Sexism is the idea that women are less valuable than men. We are all sexist- it is the way we have been socialized. Growing up, I valued women, including myself, less than men. Once I became masculine, and looked and acted more like a man, other people valued me more, and I valued myself more. And I surrounded myself with masculine women the way I had previously surrounded myself with men- because their attention was worth more than that of more feminine women.
I couldn’t believe it. It was all the same. Nothing had changed- the more masculine queers were considered smarter, braver, and funnier, and they were allowed the lion’s share of the social pie. And they ran with it, too, I had been running with it- they bounced it off each other, off the more feminine queers, off the whole world. They played it like it was a kickball and we were all at recess. What fun! Hooray! Everything’s better! We’re free!
It was the oldest story in the book. And now that the glass had been cracked on my perfect, rose-colored dome, I couldn’t help but see it everywhere, in everything that I did. In the way that strangers reacted to me, in the looks I got when I went to queer dance nights. In the way I sucked up attention and funneled it back at other masculine queers, taking as much from those on the feminine end of the spectrum as possible. Even in the way I was attracted to people- I still idolized masculinity- the whole world, it seemed, did- and I may as well have stayed straight for all the feminist good I was doing.
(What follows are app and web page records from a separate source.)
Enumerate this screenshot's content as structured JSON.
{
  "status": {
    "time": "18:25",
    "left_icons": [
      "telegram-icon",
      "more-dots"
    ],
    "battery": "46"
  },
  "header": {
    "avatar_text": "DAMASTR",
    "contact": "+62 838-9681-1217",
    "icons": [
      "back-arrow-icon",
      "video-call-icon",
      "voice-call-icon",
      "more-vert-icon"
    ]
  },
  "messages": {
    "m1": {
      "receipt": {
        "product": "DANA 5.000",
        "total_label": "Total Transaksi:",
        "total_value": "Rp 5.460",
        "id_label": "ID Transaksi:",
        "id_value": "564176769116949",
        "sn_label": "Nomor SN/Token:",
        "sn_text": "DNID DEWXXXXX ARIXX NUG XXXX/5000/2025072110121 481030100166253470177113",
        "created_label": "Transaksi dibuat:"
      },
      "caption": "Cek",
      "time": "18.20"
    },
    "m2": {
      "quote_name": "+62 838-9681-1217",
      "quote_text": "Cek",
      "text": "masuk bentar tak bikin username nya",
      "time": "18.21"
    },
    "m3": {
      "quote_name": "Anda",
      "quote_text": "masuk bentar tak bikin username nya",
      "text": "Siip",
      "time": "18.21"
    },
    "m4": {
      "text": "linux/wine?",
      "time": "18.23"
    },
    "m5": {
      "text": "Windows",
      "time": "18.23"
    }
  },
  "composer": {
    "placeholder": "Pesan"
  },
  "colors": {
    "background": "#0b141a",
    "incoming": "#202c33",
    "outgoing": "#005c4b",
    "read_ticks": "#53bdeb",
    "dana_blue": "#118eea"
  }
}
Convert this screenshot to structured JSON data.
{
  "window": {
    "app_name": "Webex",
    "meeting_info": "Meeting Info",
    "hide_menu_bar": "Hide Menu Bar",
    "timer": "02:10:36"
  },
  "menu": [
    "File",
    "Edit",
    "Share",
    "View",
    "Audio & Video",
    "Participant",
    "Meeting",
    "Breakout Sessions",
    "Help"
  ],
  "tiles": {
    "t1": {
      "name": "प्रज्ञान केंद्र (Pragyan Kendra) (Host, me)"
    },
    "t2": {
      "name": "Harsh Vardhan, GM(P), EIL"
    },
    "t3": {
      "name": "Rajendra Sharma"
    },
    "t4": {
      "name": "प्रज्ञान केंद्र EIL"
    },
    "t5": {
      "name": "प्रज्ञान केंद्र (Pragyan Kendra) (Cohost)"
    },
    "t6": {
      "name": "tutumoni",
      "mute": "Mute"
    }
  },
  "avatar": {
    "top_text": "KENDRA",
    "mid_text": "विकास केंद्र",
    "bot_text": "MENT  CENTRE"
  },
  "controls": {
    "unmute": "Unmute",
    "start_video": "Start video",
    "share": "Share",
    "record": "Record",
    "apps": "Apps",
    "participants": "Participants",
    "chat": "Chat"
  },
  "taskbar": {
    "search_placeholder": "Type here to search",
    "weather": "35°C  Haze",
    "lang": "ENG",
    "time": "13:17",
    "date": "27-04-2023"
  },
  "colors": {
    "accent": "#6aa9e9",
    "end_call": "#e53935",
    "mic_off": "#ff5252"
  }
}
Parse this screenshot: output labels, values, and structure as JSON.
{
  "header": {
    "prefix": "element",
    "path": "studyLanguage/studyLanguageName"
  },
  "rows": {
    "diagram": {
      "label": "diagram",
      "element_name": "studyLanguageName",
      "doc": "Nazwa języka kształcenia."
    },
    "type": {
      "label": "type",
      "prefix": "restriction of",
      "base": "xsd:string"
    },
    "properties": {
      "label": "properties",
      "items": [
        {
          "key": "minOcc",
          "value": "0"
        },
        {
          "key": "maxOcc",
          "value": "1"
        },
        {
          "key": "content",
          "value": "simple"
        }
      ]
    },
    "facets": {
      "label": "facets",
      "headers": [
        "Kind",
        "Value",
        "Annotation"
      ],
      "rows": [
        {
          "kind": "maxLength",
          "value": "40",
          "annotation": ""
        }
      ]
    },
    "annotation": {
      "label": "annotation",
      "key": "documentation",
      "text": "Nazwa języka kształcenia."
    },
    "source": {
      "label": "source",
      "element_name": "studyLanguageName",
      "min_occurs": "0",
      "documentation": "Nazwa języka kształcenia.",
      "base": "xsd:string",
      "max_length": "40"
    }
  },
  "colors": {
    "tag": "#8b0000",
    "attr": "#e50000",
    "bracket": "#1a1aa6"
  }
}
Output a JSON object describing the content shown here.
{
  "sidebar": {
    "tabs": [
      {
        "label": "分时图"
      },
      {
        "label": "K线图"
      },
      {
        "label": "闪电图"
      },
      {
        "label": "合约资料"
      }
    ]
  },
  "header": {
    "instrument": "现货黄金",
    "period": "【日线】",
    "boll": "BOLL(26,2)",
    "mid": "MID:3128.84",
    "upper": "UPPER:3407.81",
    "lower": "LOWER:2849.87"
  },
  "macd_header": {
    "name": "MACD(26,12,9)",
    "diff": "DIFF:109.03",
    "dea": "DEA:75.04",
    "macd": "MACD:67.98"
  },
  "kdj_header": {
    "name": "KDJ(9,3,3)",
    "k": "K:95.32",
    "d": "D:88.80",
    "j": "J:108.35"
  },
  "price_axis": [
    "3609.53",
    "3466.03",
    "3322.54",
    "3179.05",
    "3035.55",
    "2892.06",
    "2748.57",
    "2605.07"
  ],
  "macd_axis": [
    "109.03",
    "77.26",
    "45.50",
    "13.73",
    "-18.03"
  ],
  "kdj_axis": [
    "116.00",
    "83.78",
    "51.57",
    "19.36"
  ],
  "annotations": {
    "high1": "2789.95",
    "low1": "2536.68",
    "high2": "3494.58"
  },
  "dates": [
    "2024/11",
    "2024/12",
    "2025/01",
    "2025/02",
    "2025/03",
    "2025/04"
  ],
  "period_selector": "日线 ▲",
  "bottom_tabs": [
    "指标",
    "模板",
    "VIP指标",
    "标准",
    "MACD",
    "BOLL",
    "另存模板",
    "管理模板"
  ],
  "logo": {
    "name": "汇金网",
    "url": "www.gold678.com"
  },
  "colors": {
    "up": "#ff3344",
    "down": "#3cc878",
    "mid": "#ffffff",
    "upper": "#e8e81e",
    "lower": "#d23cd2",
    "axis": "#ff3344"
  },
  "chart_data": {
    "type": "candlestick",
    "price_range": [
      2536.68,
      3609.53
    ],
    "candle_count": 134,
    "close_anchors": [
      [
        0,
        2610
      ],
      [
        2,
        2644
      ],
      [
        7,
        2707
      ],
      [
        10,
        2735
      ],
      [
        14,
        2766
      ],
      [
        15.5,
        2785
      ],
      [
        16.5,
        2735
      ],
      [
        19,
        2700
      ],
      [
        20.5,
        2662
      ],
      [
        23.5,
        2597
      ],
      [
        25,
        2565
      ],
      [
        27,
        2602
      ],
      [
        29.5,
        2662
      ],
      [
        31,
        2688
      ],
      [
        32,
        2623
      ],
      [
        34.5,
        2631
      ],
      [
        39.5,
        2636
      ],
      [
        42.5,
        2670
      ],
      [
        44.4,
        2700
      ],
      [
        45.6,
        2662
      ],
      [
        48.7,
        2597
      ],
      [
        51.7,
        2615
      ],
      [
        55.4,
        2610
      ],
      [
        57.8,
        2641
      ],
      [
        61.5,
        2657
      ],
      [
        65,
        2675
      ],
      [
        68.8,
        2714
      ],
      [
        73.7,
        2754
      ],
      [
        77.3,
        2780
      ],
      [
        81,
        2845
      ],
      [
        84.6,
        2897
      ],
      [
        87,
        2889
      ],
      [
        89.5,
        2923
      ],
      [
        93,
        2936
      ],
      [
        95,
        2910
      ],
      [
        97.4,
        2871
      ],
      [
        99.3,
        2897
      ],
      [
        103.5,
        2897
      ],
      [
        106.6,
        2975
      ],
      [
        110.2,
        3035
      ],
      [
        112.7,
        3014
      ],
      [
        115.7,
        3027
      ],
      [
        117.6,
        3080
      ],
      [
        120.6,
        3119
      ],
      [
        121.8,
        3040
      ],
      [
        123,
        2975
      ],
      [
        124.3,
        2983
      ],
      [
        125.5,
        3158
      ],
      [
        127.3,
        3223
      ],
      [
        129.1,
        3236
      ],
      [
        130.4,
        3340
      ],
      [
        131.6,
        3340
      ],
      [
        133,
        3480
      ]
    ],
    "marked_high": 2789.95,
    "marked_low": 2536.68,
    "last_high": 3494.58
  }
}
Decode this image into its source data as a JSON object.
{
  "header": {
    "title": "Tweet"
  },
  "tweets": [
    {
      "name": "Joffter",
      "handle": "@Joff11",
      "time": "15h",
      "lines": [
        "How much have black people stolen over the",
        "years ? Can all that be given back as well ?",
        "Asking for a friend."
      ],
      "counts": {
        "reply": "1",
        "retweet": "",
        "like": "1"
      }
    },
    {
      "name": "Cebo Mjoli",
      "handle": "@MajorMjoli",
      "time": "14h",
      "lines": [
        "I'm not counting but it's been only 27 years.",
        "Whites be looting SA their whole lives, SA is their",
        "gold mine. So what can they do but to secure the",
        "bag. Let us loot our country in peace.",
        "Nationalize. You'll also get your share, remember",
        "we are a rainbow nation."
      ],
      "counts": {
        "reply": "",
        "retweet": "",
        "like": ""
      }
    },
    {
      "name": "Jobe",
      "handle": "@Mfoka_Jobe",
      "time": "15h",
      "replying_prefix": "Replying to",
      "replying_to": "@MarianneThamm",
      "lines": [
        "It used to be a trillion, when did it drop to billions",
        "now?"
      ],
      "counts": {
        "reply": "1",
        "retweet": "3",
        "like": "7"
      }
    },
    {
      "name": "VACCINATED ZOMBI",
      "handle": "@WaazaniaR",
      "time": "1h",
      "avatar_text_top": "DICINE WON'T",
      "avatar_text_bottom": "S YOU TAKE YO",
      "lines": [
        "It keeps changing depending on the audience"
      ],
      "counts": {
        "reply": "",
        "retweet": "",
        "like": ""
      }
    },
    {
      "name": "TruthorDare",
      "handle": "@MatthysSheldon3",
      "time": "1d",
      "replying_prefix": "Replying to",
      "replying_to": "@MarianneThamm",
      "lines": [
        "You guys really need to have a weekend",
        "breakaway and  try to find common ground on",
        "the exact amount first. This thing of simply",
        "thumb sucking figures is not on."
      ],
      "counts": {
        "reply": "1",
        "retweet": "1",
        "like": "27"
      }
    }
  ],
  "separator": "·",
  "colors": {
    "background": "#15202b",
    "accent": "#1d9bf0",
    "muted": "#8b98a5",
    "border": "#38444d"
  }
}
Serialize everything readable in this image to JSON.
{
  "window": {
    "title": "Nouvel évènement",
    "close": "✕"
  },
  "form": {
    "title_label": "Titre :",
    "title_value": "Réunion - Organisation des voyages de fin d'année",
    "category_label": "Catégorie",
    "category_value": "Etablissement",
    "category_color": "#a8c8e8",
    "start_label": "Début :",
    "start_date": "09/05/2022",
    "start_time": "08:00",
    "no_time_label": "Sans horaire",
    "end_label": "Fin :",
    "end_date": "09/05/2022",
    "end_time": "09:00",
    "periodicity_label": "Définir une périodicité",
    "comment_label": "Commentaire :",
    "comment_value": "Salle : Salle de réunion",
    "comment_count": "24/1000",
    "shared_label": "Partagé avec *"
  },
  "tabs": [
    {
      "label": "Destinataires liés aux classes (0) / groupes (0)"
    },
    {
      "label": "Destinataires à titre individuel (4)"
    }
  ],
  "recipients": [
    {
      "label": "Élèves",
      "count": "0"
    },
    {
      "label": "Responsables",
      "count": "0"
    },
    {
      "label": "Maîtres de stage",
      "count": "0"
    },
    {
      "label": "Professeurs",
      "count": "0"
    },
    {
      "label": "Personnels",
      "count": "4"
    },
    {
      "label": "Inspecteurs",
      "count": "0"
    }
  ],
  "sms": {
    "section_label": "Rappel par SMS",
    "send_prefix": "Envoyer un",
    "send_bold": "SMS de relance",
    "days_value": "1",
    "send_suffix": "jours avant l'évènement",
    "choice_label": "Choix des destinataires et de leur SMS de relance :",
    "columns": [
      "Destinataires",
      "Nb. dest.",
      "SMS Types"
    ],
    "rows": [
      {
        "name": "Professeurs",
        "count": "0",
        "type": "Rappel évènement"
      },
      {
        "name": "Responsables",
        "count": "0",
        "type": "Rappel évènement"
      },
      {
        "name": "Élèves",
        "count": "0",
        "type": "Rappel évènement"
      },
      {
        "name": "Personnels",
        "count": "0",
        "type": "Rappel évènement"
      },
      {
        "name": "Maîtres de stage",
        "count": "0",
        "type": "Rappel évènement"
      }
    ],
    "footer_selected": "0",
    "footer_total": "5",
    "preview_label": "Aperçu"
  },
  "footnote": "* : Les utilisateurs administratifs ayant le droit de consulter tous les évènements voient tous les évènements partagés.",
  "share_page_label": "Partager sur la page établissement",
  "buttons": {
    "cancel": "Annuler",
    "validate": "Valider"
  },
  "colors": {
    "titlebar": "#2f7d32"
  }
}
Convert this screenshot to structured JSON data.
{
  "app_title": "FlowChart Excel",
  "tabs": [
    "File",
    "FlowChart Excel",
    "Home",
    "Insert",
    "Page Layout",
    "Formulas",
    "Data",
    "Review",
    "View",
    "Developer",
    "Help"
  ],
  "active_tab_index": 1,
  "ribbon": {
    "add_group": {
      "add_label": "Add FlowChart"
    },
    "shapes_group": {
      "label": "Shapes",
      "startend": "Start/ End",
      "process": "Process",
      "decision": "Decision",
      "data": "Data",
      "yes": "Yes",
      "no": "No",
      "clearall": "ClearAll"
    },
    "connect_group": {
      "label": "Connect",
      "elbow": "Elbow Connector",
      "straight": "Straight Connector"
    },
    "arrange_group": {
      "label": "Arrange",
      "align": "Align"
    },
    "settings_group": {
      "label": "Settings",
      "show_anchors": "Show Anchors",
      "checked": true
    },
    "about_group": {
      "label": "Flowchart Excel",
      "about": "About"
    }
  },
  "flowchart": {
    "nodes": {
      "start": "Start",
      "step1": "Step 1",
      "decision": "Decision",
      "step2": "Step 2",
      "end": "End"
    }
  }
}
Masculine was good. Feminine was bad. That, I realized, was called Sexism. My awareness of it grew and grew, and with it came relief, as I realized that the illusion was gone. I could see it everywhere now, like the things that had changed along with my gender presentation had been tainted with a special dye, and they lit up when I looked at them. And as I unveiled that stubborn, insidious layer of masculine privilege, something broke open, and flew up out of my body like a ghost.
I stopped thinking femmes (aka myself, for the better part of my life) were repressed, dull, and unattractive, and learned to notice my own behavior and take a step back, sometimes, so that someone else could get some pie. I started to talk about it, and realized that everyone around me already was. My internalized sexism wasn’t all gone, of course, and never will be- socialization is like buckshot, and there will always be pieces of it under my skin. But at least I know it’s there, now. At least I can see it.